[[ Excerpted data open ]]

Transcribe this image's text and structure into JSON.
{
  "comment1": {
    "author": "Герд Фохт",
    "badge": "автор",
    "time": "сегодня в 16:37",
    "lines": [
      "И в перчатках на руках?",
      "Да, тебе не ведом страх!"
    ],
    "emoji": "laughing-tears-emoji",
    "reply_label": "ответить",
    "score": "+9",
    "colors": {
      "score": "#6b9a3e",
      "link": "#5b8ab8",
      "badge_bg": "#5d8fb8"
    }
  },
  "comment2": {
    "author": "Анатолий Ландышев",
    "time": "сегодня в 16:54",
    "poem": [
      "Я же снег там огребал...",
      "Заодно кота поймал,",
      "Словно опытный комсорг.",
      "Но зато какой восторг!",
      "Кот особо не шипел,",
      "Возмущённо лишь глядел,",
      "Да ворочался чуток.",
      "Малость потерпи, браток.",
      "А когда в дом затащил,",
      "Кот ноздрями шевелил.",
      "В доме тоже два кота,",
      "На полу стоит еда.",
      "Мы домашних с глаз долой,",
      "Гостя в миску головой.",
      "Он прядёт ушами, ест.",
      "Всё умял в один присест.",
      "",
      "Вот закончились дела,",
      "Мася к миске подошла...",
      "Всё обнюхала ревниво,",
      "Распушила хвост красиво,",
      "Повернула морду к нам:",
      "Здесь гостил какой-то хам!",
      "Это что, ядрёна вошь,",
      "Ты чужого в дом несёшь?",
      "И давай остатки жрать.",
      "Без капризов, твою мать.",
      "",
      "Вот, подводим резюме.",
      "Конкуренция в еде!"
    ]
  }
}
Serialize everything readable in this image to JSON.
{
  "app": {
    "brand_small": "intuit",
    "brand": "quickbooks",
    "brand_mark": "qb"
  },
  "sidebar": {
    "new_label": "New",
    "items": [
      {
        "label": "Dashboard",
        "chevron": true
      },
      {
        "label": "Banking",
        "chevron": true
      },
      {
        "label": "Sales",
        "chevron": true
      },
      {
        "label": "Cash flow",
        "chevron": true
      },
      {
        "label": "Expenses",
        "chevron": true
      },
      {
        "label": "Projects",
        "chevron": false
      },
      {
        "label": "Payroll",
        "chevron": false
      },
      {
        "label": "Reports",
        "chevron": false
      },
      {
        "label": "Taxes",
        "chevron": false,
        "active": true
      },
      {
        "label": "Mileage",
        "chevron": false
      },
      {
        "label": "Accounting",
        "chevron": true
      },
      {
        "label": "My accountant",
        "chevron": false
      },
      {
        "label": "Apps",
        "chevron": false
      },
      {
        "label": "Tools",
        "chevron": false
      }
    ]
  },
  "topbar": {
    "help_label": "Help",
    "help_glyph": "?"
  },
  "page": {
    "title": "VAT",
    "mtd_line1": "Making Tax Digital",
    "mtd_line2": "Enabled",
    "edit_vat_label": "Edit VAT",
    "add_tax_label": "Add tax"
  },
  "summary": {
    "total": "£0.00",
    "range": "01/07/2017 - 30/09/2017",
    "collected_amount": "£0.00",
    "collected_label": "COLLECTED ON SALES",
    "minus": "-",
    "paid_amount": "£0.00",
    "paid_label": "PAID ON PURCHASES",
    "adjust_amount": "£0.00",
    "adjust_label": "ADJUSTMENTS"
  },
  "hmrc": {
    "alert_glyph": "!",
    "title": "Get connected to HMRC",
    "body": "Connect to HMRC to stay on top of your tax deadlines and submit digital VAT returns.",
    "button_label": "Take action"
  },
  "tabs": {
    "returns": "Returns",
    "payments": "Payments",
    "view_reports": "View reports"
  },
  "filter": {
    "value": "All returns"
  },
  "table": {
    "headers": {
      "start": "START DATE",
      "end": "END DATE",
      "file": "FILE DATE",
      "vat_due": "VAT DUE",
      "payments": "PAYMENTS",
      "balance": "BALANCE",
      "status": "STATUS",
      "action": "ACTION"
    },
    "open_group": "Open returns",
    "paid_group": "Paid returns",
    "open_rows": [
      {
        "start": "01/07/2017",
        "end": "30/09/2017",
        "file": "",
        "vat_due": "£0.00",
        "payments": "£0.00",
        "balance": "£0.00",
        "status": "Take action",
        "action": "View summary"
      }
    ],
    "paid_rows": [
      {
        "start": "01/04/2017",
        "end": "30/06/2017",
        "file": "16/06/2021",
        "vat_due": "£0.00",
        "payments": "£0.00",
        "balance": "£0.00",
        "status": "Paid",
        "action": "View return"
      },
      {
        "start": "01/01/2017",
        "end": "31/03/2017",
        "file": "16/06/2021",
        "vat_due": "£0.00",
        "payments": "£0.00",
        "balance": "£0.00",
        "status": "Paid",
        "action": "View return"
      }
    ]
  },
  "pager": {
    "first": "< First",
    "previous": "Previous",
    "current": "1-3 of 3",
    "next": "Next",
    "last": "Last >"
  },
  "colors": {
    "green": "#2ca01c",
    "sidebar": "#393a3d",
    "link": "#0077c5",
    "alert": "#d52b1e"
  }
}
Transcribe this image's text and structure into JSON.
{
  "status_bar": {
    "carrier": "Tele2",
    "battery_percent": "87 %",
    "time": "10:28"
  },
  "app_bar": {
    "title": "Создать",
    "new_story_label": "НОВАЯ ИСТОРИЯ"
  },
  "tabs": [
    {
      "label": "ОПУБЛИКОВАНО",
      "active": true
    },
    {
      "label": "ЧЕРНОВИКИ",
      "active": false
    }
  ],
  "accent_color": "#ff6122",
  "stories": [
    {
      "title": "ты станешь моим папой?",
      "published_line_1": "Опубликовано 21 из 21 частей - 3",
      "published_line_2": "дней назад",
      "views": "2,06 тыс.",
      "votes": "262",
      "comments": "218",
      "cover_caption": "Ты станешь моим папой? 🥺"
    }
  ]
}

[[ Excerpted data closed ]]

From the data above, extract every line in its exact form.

▶ _Exercise solution_
Transcribe this image's text and structure into JSON.
{
  "comment1": {
    "author": "Герд Фохт",
    "badge": "автор",
    "time": "сегодня в 16:37",
    "lines": [
      "И в перчатках на руках?",
      "Да, тебе не ведом страх!"
    ],
    "emoji": "laughing-tears-emoji",
    "reply_label": "ответить",
    "score": "+9",
    "colors": {
      "score": "#6b9a3e",
      "link": "#5b8ab8",
      "badge_bg": "#5d8fb8"
    }
  },
  "comment2": {
    "author": "Анатолий Ландышев",
    "time": "сегодня в 16:54",
    "poem": [
      "Я же снег там огребал...",
      "Заодно кота поймал,",
      "Словно опытный комсорг.",
      "Но зато какой восторг!",
      "Кот особо не шипел,",
      "Возмущённо лишь глядел,",
      "Да ворочался чуток.",
      "Малость потерпи, браток.",
      "А когда в дом затащил,",
      "Кот ноздрями шевелил.",
      "В доме тоже два кота,",
      "На полу стоит еда.",
      "Мы домашних с глаз долой,",
      "Гостя в миску головой.",
      "Он прядёт ушами, ест.",
      "Всё умял в один присест.",
      "",
      "Вот закончились дела,",
      "Мася к миске подошла...",
      "Всё обнюхала ревниво,",
      "Распушила хвост красиво,",
      "Повернула морду к нам:",
      "Здесь гостил какой-то хам!",
      "Это что, ядрёна вошь,",
      "Ты чужого в дом несёшь?",
      "И давай остатки жрать.",
      "Без капризов, твою мать.",
      "",
      "Вот, подводим резюме.",
      "Конкуренция в еде!"
    ]
  }
}
Serialize everything readable in this image to JSON.
{
  "app": {
    "brand_small": "intuit",
    "brand": "quickbooks",
    "brand_mark": "qb"
  },
  "sidebar": {
    "new_label": "New",
    "items": [
      {
        "label": "Dashboard",
        "chevron": true
      },
      {
        "label": "Banking",
        "chevron": true
      },
      {
        "label": "Sales",
        "chevron": true
      },
      {
        "label": "Cash flow",
        "chevron": true
      },
      {
        "label": "Expenses",
        "chevron": true
      },
      {
        "label": "Projects",
        "chevron": false
      },
      {
        "label": "Payroll",
        "chevron": false
      },
      {
        "label": "Reports",
        "chevron": false
      },
      {
        "label": "Taxes",
        "chevron": false,
        "active": true
      },
      {
        "label": "Mileage",
        "chevron": false
      },
      {
        "label": "Accounting",
        "chevron": true
      },
      {
        "label": "My accountant",
        "chevron": false
      },
      {
        "label": "Apps",
        "chevron": false
      },
      {
        "label": "Tools",
        "chevron": false
      }
    ]
  },
  "topbar": {
    "help_label": "Help",
    "help_glyph": "?"
  },
  "page": {
    "title": "VAT",
    "mtd_line1": "Making Tax Digital",
    "mtd_line2": "Enabled",
    "edit_vat_label": "Edit VAT",
    "add_tax_label": "Add tax"
  },
  "summary": {
    "total": "£0.00",
    "range": "01/07/2017 - 30/09/2017",
    "collected_amount": "£0.00",
    "collected_label": "COLLECTED ON SALES",
    "minus": "-",
    "paid_amount": "£0.00",
    "paid_label": "PAID ON PURCHASES",
    "adjust_amount": "£0.00",
    "adjust_label": "ADJUSTMENTS"
  },
  "hmrc": {
    "alert_glyph": "!",
    "title": "Get connected to HMRC",
    "body": "Connect to HMRC to stay on top of your tax deadlines and submit digital VAT returns.",
    "button_label": "Take action"
  },
  "tabs": {
    "returns": "Returns",
    "payments": "Payments",
    "view_reports": "View reports"
  },
  "filter": {
    "value": "All returns"
  },
  "table": {
    "headers": {
      "start": "START DATE",
      "end": "END DATE",
      "file": "FILE DATE",
      "vat_due": "VAT DUE",
      "payments": "PAYMENTS",
      "balance": "BALANCE",
      "status": "STATUS",
      "action": "ACTION"
    },
    "open_group": "Open returns",
    "paid_group": "Paid returns",
    "open_rows": [
      {
        "start": "01/07/2017",
        "end": "30/09/2017",
        "file": "",
        "vat_due": "£0.00",
        "payments": "£0.00",
        "balance": "£0.00",
        "status": "Take action",
        "action": "View summary"
      }
    ],
    "paid_rows": [
      {
        "start": "01/04/2017",
        "end": "30/06/2017",
        "file": "16/06/2021",
        "vat_due": "£0.00",
        "payments": "£0.00",
        "balance": "£0.00",
        "status": "Paid",
        "action": "View return"
      },
      {
        "start": "01/01/2017",
        "end": "31/03/2017",
        "file": "16/06/2021",
        "vat_due": "£0.00",
        "payments": "£0.00",
        "balance": "£0.00",
        "status": "Paid",
        "action": "View return"
      }
    ]
  },
  "pager": {
    "first": "< First",
    "previous": "Previous",
    "current": "1-3 of 3",
    "next": "Next",
    "last": "Last >"
  },
  "colors": {
    "green": "#2ca01c",
    "sidebar": "#393a3d",
    "link": "#0077c5",
    "alert": "#d52b1e"
  }
}
Transcribe this image's text and structure into JSON.
{
  "status_bar": {
    "carrier": "Tele2",
    "battery_percent": "87 %",
    "time": "10:28"
  },
  "app_bar": {
    "title": "Создать",
    "new_story_label": "НОВАЯ ИСТОРИЯ"
  },
  "tabs": [
    {
      "label": "ОПУБЛИКОВАНО",
      "active": true
    },
    {
      "label": "ЧЕРНОВИКИ",
      "active": false
    }
  ],
  "accent_color": "#ff6122",
  "stories": [
    {
      "title": "ты станешь моим папой?",
      "published_line_1": "Опубликовано 21 из 21 частей - 3",
      "published_line_2": "дней назад",
      "views": "2,06 тыс.",
      "votes": "262",
      "comments": "218",
      "cover_caption": "Ты станешь моим папой? 🥺"
    }
  ]
}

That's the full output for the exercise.